ST. PAUL-Minnesota no longer has a backlog of elder-abuse allegations that need to be investigated.
The Minnesota Department of Health announced Wednesday that state officials have finished investigating 826 cases of abuse of seniors and vulnerable adults. Investigators substantiated allegations in 30 percent of those cases.
The investigations were part of a backlog of 2,231 reports of abuse and neglect the state faced in January.
What remains unclear is the final outcome of the cases where investigators found merit in the allegations. A Department of Health spokesman said it takes time for cases to be resolved because they are often referred to other agencies, such as the state Board of Nursing.
Jan Malcolm, who was appointed to lead the Department of Health in the midst of the backlog, said teamwork between her agency's Office of Health Facility Complaints and the state Department of Human Services improved the state's response to complaints.
The state receives about 400 complaints each week and has received 12,849 since the beginning of 2018.

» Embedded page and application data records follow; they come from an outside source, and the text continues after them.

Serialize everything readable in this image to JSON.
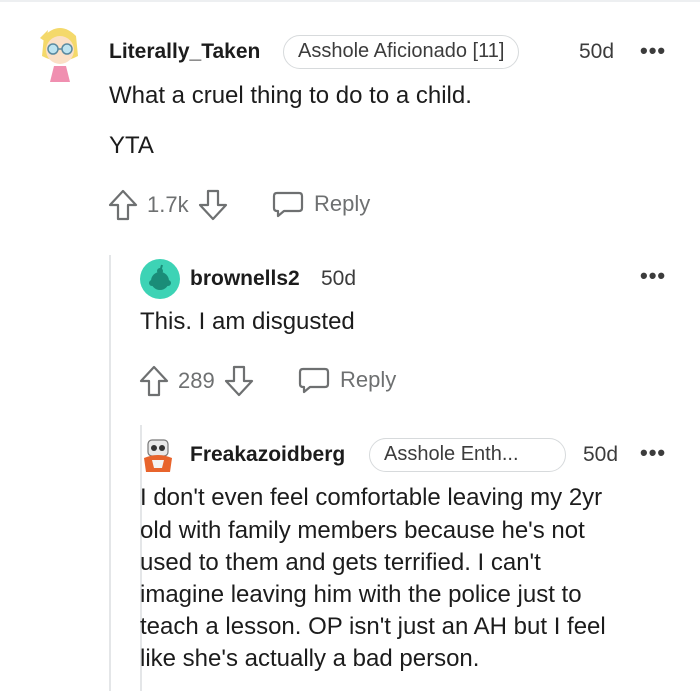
{
  "comments": [
    {
      "username": "Literally_Taken",
      "flair": "Asshole Aficionado [11]",
      "age": "50d",
      "lines": [
        "What a cruel thing to do to a child.",
        "YTA"
      ],
      "score": "1.7k",
      "reply_label": "Reply"
    },
    {
      "username": "brownells2",
      "age": "50d",
      "text": "This. I am disgusted",
      "score": "289",
      "reply_label": "Reply"
    },
    {
      "username": "Freakazoidberg",
      "flair": "Asshole Enth...",
      "age": "50d",
      "lines": [
        "I don't even feel comfortable leaving my 2yr",
        "old with family members because he's not",
        "used to them and gets terrified. I can't",
        "imagine leaving him with the police just to",
        "teach a lesson. OP isn't just an AH but I feel",
        "like she's actually a bad person."
      ]
    }
  ],
  "more_label": "•••",
  "colors": {
    "text": "#1c1c1c",
    "meta": "#3c3c3c",
    "action": "#6e7071",
    "flair_border": "#d7dadc",
    "thread_line": "#e4e6e8",
    "snoo_teal": "#3dd3b5"
  },
  "icons": [
    "upvote-icon",
    "downvote-icon",
    "reply-bubble-icon",
    "more-options-icon"
  ]
}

"Due to hard work and an aggressive quality improvement process, we are in a much better place to serve Minnesota's elders and families," Malcolm said in a statement announcing the clearing of the backlog. She added the department continues to work to improve its response to complaints and to address the underlying factors that lead to abuse.
A call for help
Minnesota's backlog came to light in 2017 when state lawmakers learned many complaints of abuse of seniors and vulnerable adults were not being properly investigated. During the 2018 legislative session, family members gave emotional testimony of the maltreatment their loved ones faced at facilities that were supposed to be overseen by the state.
But state lawmakers were unable to agree on meaningful reforms to improve protections for seniors and vulnerable adults. Changes approved by the Republican-controlled Legislature fell victim to Gov. Mark Dayton's veto of the sprawling budget bill they were included in.
Advocates for vulnerable adults criticized the proposed changes that did make it through the House and Senate, calling them a step backward, in many cases, from current law.
Emily Piper, Human Services commissioner, called clearing the backlog a milestone, but added that new regulations are needed.
"Much work remains, including needed legislation that will put safeguards in place to make sure Minnesotans are treated with dignity as they grow older and can no longer care for themselves," Piper said.
The Department of Health has implemented a new electronic system for documenting complaints that should improve how quickly cases are addressed and make it easier for families to follow up on allegations. They've also updated how the Office of Health Facility of Complaints investigates allegations.
A March inquiry by the state legislative auditor, a government watchdog, found poor leadership in the Office of Health Facility Complaints exacerbated the state's inability to properly investigate past allegations of elder abuse.